In today's Bulldog wrapup of technology news: Motorola prepares to launch next smartwatch; Lenovo updates PCs and laptops targeting businesses; Yahoo's CEO to have twins; Google takes on India; and Hulu lures Epix from Netflix.
Google is introducing an application that will connect Android smartwatches with Apple's iPhone, escalating the rivals' battle to strap their technology on people's wrists.
New Pentagon high-tech institute; Facebook breaks billion barrier; new cholesterol drug; Apple ships 3.6M Watches; Google rebuffs EU
In today's Bulldog wrapup of technology and life science news: The Pentagon is backing a new high-tech innovation institute to be announced today in Silicon Valley; Facebook tops 1 billion users in a day for the first time; Amgen wins OK for new cholesterol drug; Apple ships 3.6 million smartwatches in second quarter; and Google rebuffs the EU in anti-trust fight.
Innovation at Red Hat earns the Raleigh-based open source software and services firm the No. 26 spot on the 2015 Forbes "World's Most Innovative Companies" list. Who's No. 1? Tesla. There are a few other Triangle connections, too.
Monday's maniacal trading led to huge losses around the world's stock exchanges - and billionaires along with the common folk took big hits. Among the top losers? Jim Goodnight of SAS, whose fortune dwindled by $377.5 million, according to Bloomberg News' estimates.
CFOs and CEOs across America have complained about a stronger U.S. dollar creating "headwinds" this year. But another factor is hurting them big time now, both in the pocketbook and in doing business: The stock market plunge in China. Among those tech execs suffering big time is Jim Goodnight of SAS, according to Bloomberg news.
NC launches app for job seekers; Google's wireless router and a new cheap phone; Dish can't use credits for FCC bid; Darkcode guilty plea
In today's Bulldog wrapup of technology news: North Carolina's Department of Commerce releases a new app for job seekers; Google launches a wireless router; Google also unveils a new, cheap smartphone; the FCC says Dish Network can't use credits in airwave auction; and a guilty plea in the Darkcode.com marketplace.
Most corporate naming experts say Google's decision to reorganize its businesses under a new holding company called "Alphabet" is close to letter perfect. Plus: Here's the complete blog from Larry Page about why Google made the changes.
Analysis: Google reorganized its portfolio on Aug. 10, shifting high-risk and noncore elements into a new holding company called Alphabet while retaining its core ad and attention-generation machine under the Google brand.
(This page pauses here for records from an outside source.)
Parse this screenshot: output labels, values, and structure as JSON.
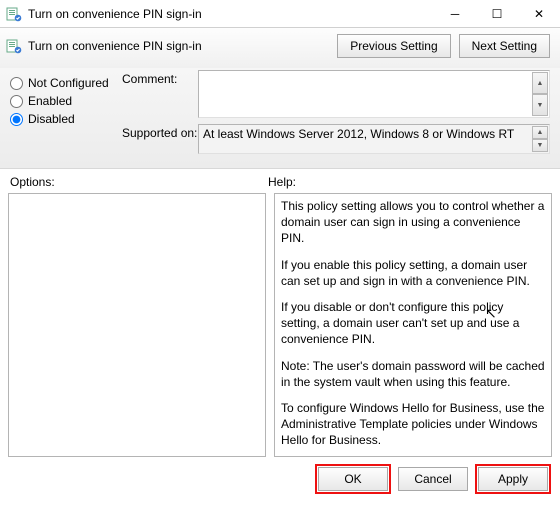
{
  "window": {
    "title": "Turn on convenience PIN sign-in"
  },
  "header": {
    "policy_name": "Turn on convenience PIN sign-in",
    "prev_label": "Previous Setting",
    "next_label": "Next Setting"
  },
  "state": {
    "not_configured_label": "Not Configured",
    "enabled_label": "Enabled",
    "disabled_label": "Disabled",
    "selected": "disabled"
  },
  "fields": {
    "comment_label": "Comment:",
    "comment_value": "",
    "supported_label": "Supported on:",
    "supported_value": "At least Windows Server 2012, Windows 8 or Windows RT"
  },
  "panels": {
    "options_label": "Options:",
    "help_label": "Help:",
    "help_paragraphs": [
      "This policy setting allows you to control whether a domain user can sign in using a convenience PIN.",
      "If you enable this policy setting, a domain user can set up and sign in with a convenience PIN.",
      "If you disable or don't configure this policy setting, a domain user can't set up and use a convenience PIN.",
      "Note: The user's domain password will be cached in the system vault when using this feature.",
      "To configure Windows Hello for Business, use the Administrative Template policies under Windows Hello for Business."
    ]
  },
  "footer": {
    "ok_label": "OK",
    "cancel_label": "Cancel",
    "apply_label": "Apply"
  }
}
The move is a crafty way to continue innovating while not being hammered for decelerating revenue and profit growth rates, as CEO Larry Page said, "Google is not a conventional company."
Google's founders, Larry Page and Sergei Brin, understand advancing technologies better than almost anyone else does. And they seem to have realized that dramatic change was needed in order to get their company to continue to be a technology leader. So they are trying another grand experiment: breaking Google into competitive pieces-before they are forced to do so for survival, writes former Triangle tech entrepreneur-turned-academic Vivek Wadhwa.
Google Glass made quite a splash a year ago in the triangle with its first public demonstrations - and lots of media, including demos during WRAL TV's newscasts. Then Google pulled the wearable computers. Now they are coming back.
14M PCs run Windows 10; SciQuest profitable; Quintiles investors selling $500M in shares; Google's 'no' to right-to-be-forgotten; LinkedIn tumbles
In today's wrapup of technology and life science news: Microsoft says 14 million computers are running Windows 10; SciQuest turns a profit; Quintiles investors are selling $500 million in shares; Google says "no" to right-to-be-forgotten in France; and LinkedIn shares tumble despite good quarterly results.
Google is taking another step back from its aggressive promotion of Google+, the ambitious social network it launched four years ago. In a blog post, Google said it is eliminating the need to have a Google+ account to create a YouTube channel or to share content.